Hello, my name’s Sam. With Valentine’s Day on the horizon, I decided I wanted to do something really special for my other half. But what could I do to show the man I adore that he means so much to me? The perfect idea struck me like Cupid’s arrow: I would let web advertising dictate my Valentine’s Day. After all, what better way to prove my love than with an online marketing-based experiment?
Day oneand I was feeling hopeful. My initial forays into the world’s favourite search engine turned up some promising results – we’re talking prime time online shops like Find Me a Gift and Not on the High Street. Surely, I’d end up with a charming, relevant token of my affection? What could possibly go wrong? A few cursory clicks to indicate curiosity and I was done for the day. Worryingly, searches for restaurants and meals returned results in London, Oxford and, er, Sedlescombe, East Sussex. I love my boyfriend, but that’s a lot of petrol.
Three days in and I hit a snag. My job entails visiting a lot of automotive websites, so the appearance of relevant adverts got off to a supremely slow start. LinkedIn seemed particularly set on the idea of selling me an SUV. Again, I would buy anything for love but I won’t buy that.
Finally, after five days I got my first, true Valentine’s advert, served up on the side of Outlook. It was big. It was shiny. It was an OPK stainless steel ‘his and hers’ necklace set. I’m not quite sure why Amazon thought I’d like this item based on my past preferences, but a comment from my colleague said it all: ‘Who knew you could get such a substantial chunk of metal for just £12.99?’Shortly after, toiletries, cufflinks and fragrances start rearing their romantic heads. Yes, I thought. I’ve broken through the barricades. Valentine’s Day, I’m coming for you.
Two and a half weeksto go and lastminute.com popped up in my inbox, in a more pre-emptive manner than their name suggests.

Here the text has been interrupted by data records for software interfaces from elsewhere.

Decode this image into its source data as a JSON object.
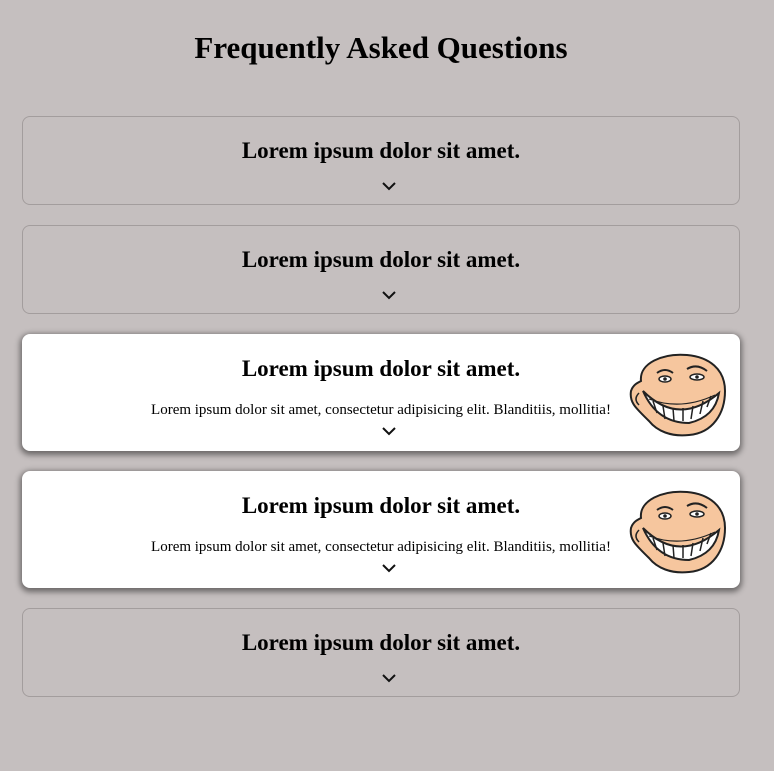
{
  "page": {
    "title": "Frequently Asked Questions"
  },
  "faq": {
    "items": [
      {
        "question": "Lorem ipsum dolor sit amet.",
        "answer": "",
        "expanded": false
      },
      {
        "question": "Lorem ipsum dolor sit amet.",
        "answer": "",
        "expanded": false
      },
      {
        "question": "Lorem ipsum dolor sit amet.",
        "answer": "Lorem ipsum dolor sit amet, consectetur adipisicing elit. Blanditiis, mollitia!",
        "expanded": true
      },
      {
        "question": "Lorem ipsum dolor sit amet.",
        "answer": "Lorem ipsum dolor sit amet, consectetur adipisicing elit. Blanditiis, mollitia!",
        "expanded": true
      },
      {
        "question": "Lorem ipsum dolor sit amet.",
        "answer": "",
        "expanded": false
      }
    ]
  },
  "colors": {
    "background": "#c5bfbf",
    "card_expanded": "#ffffff",
    "border": "#a39d9d"
  },
  "icons": {
    "toggle": "chevron-down-icon",
    "face": "troll-face-icon"
  }
}
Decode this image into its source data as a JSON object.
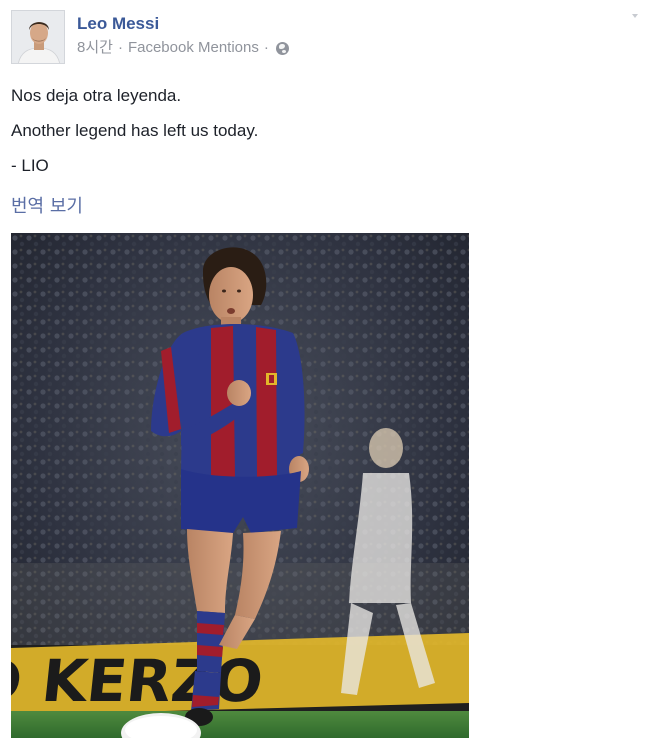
{
  "post": {
    "author": "Leo Messi",
    "time": "8시간",
    "separator": "·",
    "source": "Facebook Mentions",
    "privacy_icon": "globe-icon",
    "lines": [
      "Nos deja otra leyenda.",
      "Another legend has left us today.",
      "- LIO"
    ],
    "translate_label": "번역 보기",
    "photo_banner_text": "D KERZO"
  },
  "colors": {
    "author_link": "#3b5998",
    "meta_gray": "#90949c",
    "body_text": "#1d2129",
    "translate_link": "#5a6ea5",
    "jersey_blue": "#2c3a8c",
    "jersey_red": "#a11d2c",
    "pitch_green": "#3f7a36",
    "banner_yellow": "#e2b72a"
  }
}
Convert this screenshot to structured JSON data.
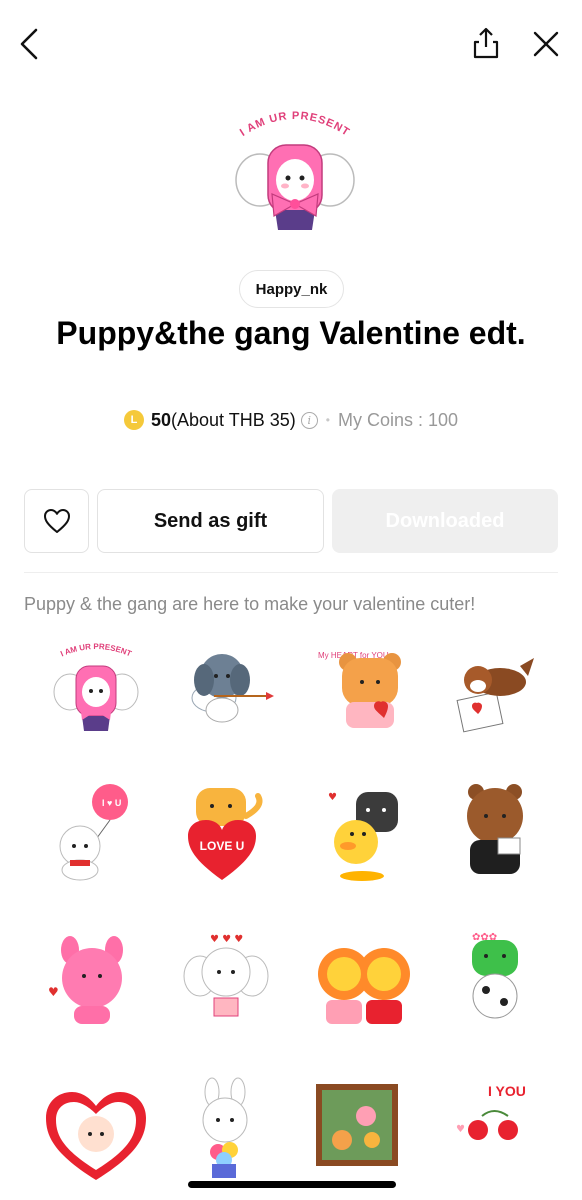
{
  "header": {
    "back_icon": "chevron-left-icon",
    "share_icon": "share-icon",
    "close_icon": "close-icon"
  },
  "hero": {
    "caption": "I AM UR PRESENT"
  },
  "product": {
    "author": "Happy_nk",
    "title": "Puppy&the gang Valentine edt.",
    "coin_symbol": "L",
    "price": "50",
    "price_note": "(About THB 35)",
    "info_symbol": "i",
    "separator": "•",
    "my_coins": "My Coins : 100",
    "description": "Puppy & the gang are here to make your valentine cuter!"
  },
  "actions": {
    "favorite_icon": "heart-outline-icon",
    "gift_label": "Send as gift",
    "download_label": "Downloaded"
  },
  "stickers": [
    {
      "text": "I AM UR PRESENT"
    },
    {
      "text": ""
    },
    {
      "text": "My HEART for YOU"
    },
    {
      "text": ""
    },
    {
      "text": "I ♥ U"
    },
    {
      "text": "LOVE U"
    },
    {
      "text": ""
    },
    {
      "text": ""
    },
    {
      "text": ""
    },
    {
      "text": ""
    },
    {
      "text": ""
    },
    {
      "text": ""
    },
    {
      "text": ""
    },
    {
      "text": ""
    },
    {
      "text": ""
    },
    {
      "text": "I YOU"
    }
  ],
  "colors": {
    "coin": "#f5c93a",
    "title": "#000000",
    "muted": "#8a8a8a",
    "disabled_button": "#efefef",
    "border": "#e2e2e2"
  }
}
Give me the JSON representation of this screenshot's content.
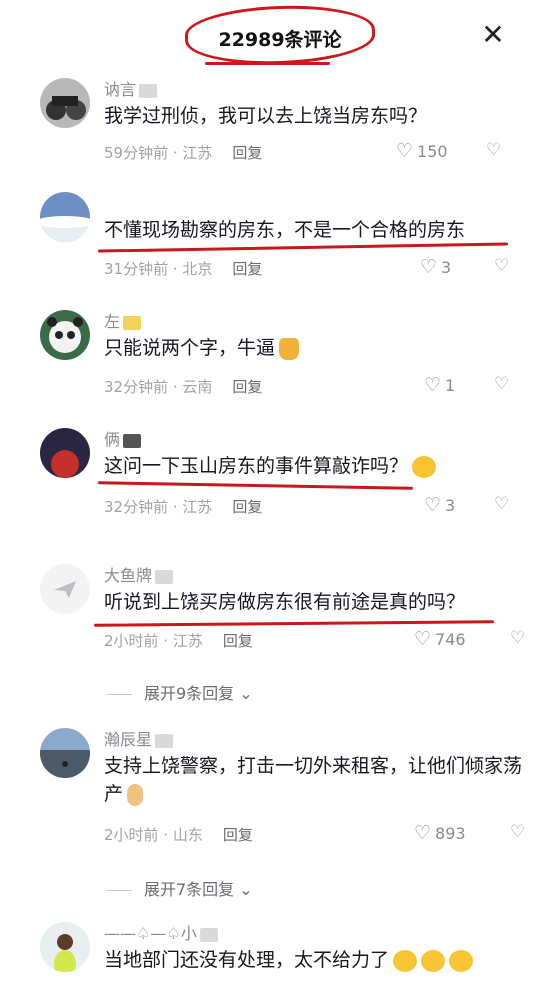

They wanted me to book a visit to a spa (classic), comedy club (couples that laugh together, stay together) or burlesque night. Hang about! We’re in the throes of young love here, I doubt very much my other half would be interested in watching another woman flouncing her bits about. How dare the internet. Next it’ll be suggesting sex toys, I thought. The very next day, I was bombarded by ads for furry handcuffs.
A week laterand I was in for a big surprise, with Unique Masonic Gifts making it to the top of my search results. Either I’m sending out secret signals or the movement is way more mainstream than I thought. Nonetheless, I was intrigued and after several minutes browsing signet rings (fancy), leather gloves (luxurious) and books on ‘Masonic After Dinner Speaking’ (practical) I forced myself to click away for fear of being enlisted. It’s got to be said, with their offer of free shipping and a flashy Valentine’s day banner on their site, the Freemasonsreally nailed this seasonal marketing thing.
With the experiment over, I was forced to splash out on the aforementioned OPK necklace set, which had been hanging about like a bad smell since day five. Well done, Amazon, my boyfriend hates it. As for greetings cards, Moonpigreally had the monopoly on ad space and definitely won the greeting cards war. Oh, and we went out for dinner in Oxford in the end – there was no way I was driving to East Sussex on a school night.
So, thanks to digital advertising I had a fantastic Valentine’s Day, but what are the benefits for brands that pay to promote themselves online? Whether opting for Facebook standard or carousel ad formats, or GDN banners, companies can connect with their most likely customers. Thanks to a healthy dose of technological wizardry, this kind of advertising employs tools like keyword, interest and demographic targeting to ensure the right ads get in front of the right people. Better still, by buying into things like clever pay-per-click (PPC) campaigns, the whole process can be incredibly cost efficient too.
To learn more about increasing your company’s online reach, get in touch.
Article by Samantha Emmett
Copywriter, dog lover and arts and crafts fanatic.